Medical Coding: Switching from ICD-9 to ICD-10
Part of the Medical Billing & Coding For Dummies Cheat Sheet
The International Classification of Diseases (ICD) is a list of medical classifications used in medical coding. ICD-9 has been used in the United States since 1979, but ICD-10 is coming, ready or not. ICD-10 will result in more specific data, which in turn will assist the World Health Organization (WHO) in its efforts to identify viral mutations and other health threats. Currently, healthcare providers worldwide are obligated to be ICD-10 ready by October 2014. This gargantuan task is being implemented in phases:
Phase 1: Develop an implementation plan and identify potential impact on various office operations
Phase 2: Implement preparation, working with software vendors and clearinghouses to ensure compatibility
Phase 3: Go live with the 5010 platform in preparation for ICD-10 file transfer
Phase 4: Address and correct deficiencies identified in Phase 3
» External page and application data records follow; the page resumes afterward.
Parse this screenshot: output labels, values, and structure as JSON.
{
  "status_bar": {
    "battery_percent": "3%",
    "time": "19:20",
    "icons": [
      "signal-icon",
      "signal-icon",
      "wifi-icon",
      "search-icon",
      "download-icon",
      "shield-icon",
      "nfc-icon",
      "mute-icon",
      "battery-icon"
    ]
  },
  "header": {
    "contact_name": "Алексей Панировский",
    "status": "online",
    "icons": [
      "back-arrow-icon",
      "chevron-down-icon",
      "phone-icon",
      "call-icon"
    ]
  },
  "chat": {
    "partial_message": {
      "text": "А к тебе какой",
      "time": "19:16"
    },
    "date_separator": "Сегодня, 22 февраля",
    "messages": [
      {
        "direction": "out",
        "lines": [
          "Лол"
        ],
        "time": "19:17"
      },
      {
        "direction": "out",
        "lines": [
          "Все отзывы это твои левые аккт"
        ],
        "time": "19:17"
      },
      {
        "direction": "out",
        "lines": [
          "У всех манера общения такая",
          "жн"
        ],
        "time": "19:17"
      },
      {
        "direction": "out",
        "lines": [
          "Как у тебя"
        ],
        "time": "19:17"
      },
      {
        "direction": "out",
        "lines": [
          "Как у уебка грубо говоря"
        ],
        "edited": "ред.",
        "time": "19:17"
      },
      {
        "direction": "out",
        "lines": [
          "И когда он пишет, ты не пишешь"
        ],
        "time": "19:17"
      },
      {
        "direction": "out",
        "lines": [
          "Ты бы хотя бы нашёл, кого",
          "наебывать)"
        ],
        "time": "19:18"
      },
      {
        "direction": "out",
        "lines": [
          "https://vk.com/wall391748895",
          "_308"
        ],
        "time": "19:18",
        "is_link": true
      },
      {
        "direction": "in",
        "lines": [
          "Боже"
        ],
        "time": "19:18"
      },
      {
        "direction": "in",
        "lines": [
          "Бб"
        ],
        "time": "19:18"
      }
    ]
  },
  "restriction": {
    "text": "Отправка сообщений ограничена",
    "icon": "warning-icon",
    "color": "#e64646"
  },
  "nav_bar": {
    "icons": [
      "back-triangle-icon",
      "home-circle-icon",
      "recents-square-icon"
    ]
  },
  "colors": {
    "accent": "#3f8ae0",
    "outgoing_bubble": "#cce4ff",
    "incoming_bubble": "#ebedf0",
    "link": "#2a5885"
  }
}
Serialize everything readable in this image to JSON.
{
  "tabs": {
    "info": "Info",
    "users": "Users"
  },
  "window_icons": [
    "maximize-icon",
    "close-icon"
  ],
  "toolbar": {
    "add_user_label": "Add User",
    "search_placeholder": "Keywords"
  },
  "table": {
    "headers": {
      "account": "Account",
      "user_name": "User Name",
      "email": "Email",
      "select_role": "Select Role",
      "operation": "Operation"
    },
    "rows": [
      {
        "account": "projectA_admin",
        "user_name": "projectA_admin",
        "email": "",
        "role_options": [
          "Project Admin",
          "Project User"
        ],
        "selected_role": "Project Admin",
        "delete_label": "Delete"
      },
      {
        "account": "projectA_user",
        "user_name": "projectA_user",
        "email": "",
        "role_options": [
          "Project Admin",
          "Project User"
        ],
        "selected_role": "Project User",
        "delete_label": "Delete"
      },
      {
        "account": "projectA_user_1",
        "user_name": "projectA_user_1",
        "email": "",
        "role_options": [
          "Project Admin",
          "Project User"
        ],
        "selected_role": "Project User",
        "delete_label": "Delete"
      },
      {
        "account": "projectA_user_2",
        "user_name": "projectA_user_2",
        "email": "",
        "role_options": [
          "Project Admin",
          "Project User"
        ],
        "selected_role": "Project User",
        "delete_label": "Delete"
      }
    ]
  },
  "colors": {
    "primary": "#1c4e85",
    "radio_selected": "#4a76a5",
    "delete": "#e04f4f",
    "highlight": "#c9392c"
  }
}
Educators and companies that publish coding materials have been working for several years to prepare coders for the transition. The AAPC and AHIMA, the two main credentialing organizations for billers and coders, have sponsored and will continue to sponsor workshops to assist coders in this process. Be sure to check these workshops out. Both organizations will also implement an ICD-10 certification testing process.
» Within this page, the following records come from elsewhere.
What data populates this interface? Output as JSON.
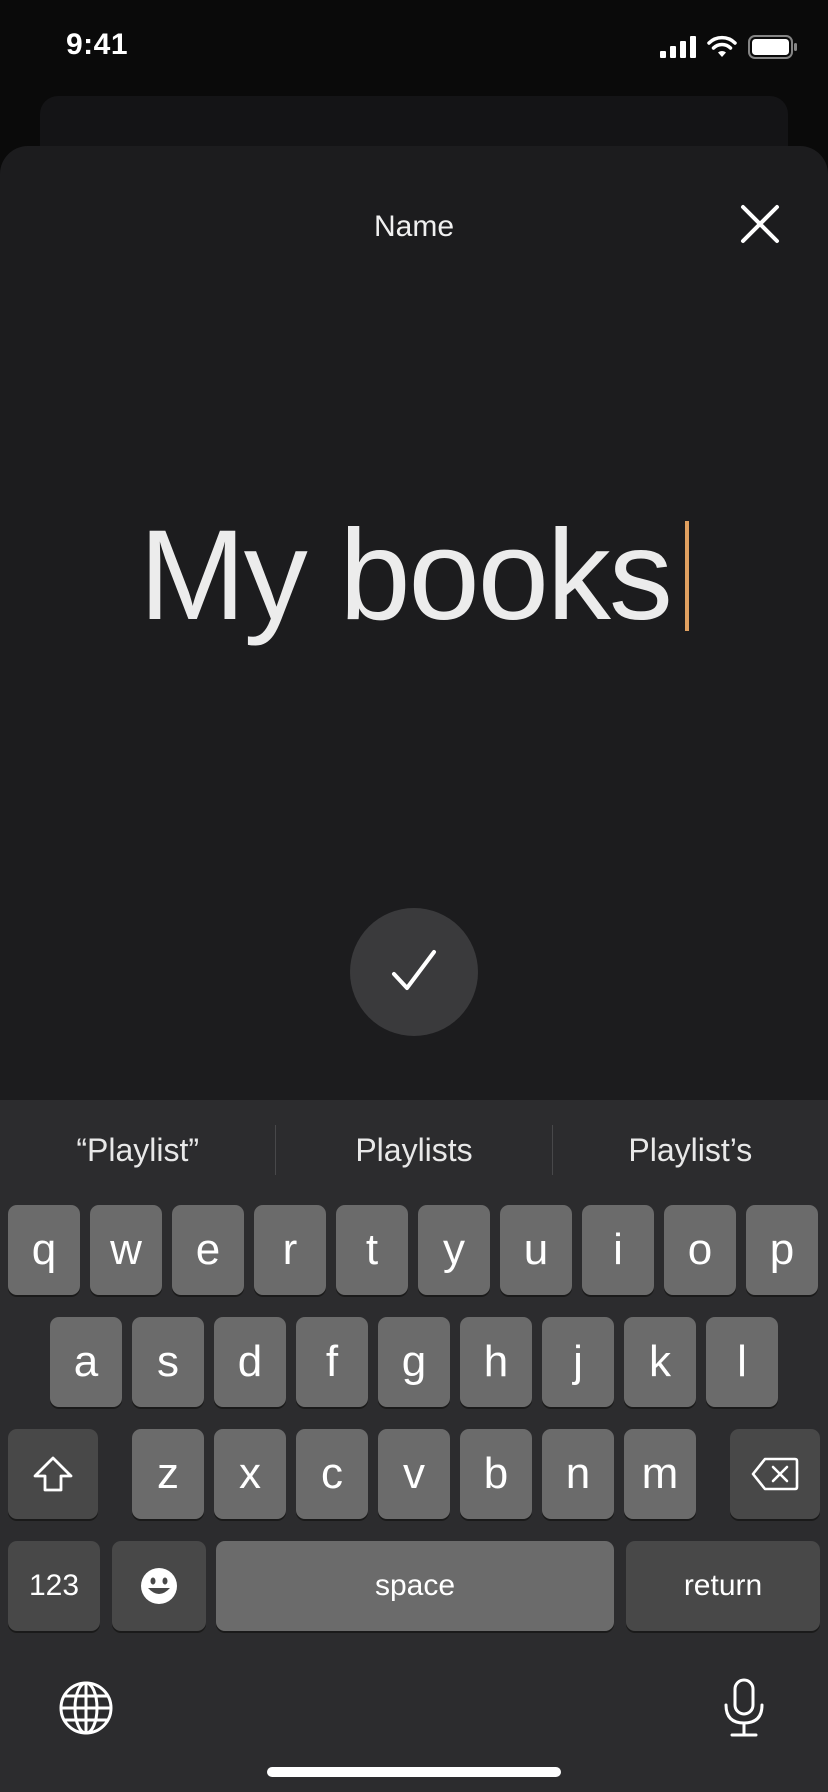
{
  "status_bar": {
    "time": "9:41"
  },
  "sheet": {
    "title": "Name",
    "name_value": "My books"
  },
  "keyboard": {
    "suggestions": [
      "“Playlist”",
      "Playlists",
      "Playlist’s"
    ],
    "row1": [
      "q",
      "w",
      "e",
      "r",
      "t",
      "y",
      "u",
      "i",
      "o",
      "p"
    ],
    "row2": [
      "a",
      "s",
      "d",
      "f",
      "g",
      "h",
      "j",
      "k",
      "l"
    ],
    "row3": [
      "z",
      "x",
      "c",
      "v",
      "b",
      "n",
      "m"
    ],
    "numbers_label": "123",
    "space_label": "space",
    "return_label": "return"
  },
  "colors": {
    "caret": "#e0a060",
    "sheet_bg": "#1c1c1e",
    "key_bg": "#6b6b6b",
    "keyboard_bg": "#2c2c2e"
  }
}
Following are some steps you (or your office) can take to prepare for the big switch:
Prepare a report that lists, in order of frequency, currently used ICD-9 codes; then find the ICD-10 codes slated to replace them.
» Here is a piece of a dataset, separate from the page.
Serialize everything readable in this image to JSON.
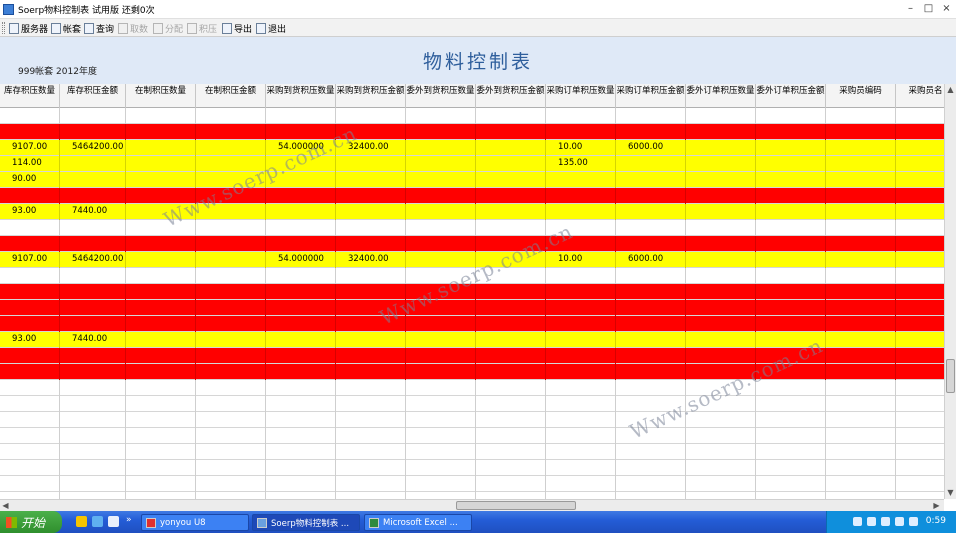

Several online tools, or cross coding translators, map ICD-9 codes to ICD-10 codes. (The AAPC has an ICD-10 code translator and so does Medicare.) This task can help you identifying the ICD-10 codes that your provider will use the most.
After you identify the ICD-10 codes that will soon be part of the daily routine, make the practitioner aware of the specific documentation that is missing from current patient records.
If your office will continue to use super-bills, this process helps identify which codes should be listed on the form.
Work with the billing software vendor to make sure that the ICD-10 codes that are likely to be used immediately upon transition are programmed into the software.
If not, you can make them aware of the codes your billing software will need to accommodate. Doing so ahead of time will help you minimize delays during the early days (or weeks or months) of the actual transition to ICD-10.